As I noted in a previous post, I'm in California right now. I love California, and while it may have as many faults as an area full of humanity would be expected to posess, I enjoy the vibe of this state alot. It's also a great break from the bleak, wet depressiveness of Seattle.
While I was on the train ride from Seattle to San Francisco (Oakland to be more precise), I got to talking to a very interesting man sitting across from me. Well up in years, he was dressed and looked like just about any other aging American male and had the kind of dark wit that many older American males have. After talking for a while, I learned that he was actually a German American who had arrived in America after World War II.
I couldn't make sense of alot of it because the train setting made it a little difficult to understand each other at times, but I still learned much of his history. He was about fifteen when the war ended, and had never seen any combat but had been enlisted by the Nazis. His family was in Ukraine, and by 1952 he was allowed to come to America as a "D.P." (Displaced Person). When he came, he didn't know how to speak a lick of English, and according to him, he learned what many words were from the Sears catalog, where the meanings of item were spelled out quite bluntly.
I noticed that the man still had an accent, which he preferred to describe this way: "Yes, I still have an accident - Oh, I mean accent!"
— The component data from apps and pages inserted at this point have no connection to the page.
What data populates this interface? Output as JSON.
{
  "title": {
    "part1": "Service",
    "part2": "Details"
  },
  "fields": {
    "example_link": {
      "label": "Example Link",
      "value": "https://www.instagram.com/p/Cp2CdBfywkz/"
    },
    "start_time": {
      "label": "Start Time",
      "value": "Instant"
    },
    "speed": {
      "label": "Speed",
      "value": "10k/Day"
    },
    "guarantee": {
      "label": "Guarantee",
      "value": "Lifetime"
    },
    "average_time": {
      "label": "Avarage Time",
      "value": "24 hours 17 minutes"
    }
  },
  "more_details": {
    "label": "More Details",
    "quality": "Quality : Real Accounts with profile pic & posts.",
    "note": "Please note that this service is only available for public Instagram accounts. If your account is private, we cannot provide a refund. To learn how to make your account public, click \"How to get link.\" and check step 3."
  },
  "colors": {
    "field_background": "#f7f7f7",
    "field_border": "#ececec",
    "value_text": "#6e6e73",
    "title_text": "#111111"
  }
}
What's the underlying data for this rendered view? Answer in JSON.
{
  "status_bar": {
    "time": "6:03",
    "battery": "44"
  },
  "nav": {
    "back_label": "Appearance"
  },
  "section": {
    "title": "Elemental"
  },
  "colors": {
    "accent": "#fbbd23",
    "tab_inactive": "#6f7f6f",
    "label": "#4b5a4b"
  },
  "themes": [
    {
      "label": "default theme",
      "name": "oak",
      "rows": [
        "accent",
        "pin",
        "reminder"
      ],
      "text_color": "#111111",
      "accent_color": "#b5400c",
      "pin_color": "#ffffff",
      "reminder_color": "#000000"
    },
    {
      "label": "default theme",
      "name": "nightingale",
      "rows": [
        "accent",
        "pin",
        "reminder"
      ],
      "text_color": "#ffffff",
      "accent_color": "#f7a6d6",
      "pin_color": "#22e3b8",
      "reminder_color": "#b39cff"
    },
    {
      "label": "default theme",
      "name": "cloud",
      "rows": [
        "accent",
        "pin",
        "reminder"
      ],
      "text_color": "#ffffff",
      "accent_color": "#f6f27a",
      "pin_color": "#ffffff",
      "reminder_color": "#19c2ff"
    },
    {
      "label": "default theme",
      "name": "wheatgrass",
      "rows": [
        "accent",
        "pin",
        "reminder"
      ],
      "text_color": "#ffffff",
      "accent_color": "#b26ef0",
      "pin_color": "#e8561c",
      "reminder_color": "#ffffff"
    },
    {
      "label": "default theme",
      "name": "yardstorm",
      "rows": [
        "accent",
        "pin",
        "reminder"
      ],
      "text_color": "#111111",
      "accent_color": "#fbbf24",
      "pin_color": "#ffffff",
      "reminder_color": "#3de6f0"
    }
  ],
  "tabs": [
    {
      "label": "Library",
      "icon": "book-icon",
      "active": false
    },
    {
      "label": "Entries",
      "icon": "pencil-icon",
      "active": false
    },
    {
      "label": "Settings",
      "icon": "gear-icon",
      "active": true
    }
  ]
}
The number of people alive who experienced the second world war is getting smaller and smaller each day, and it was a blessing to be able to meet one of these men.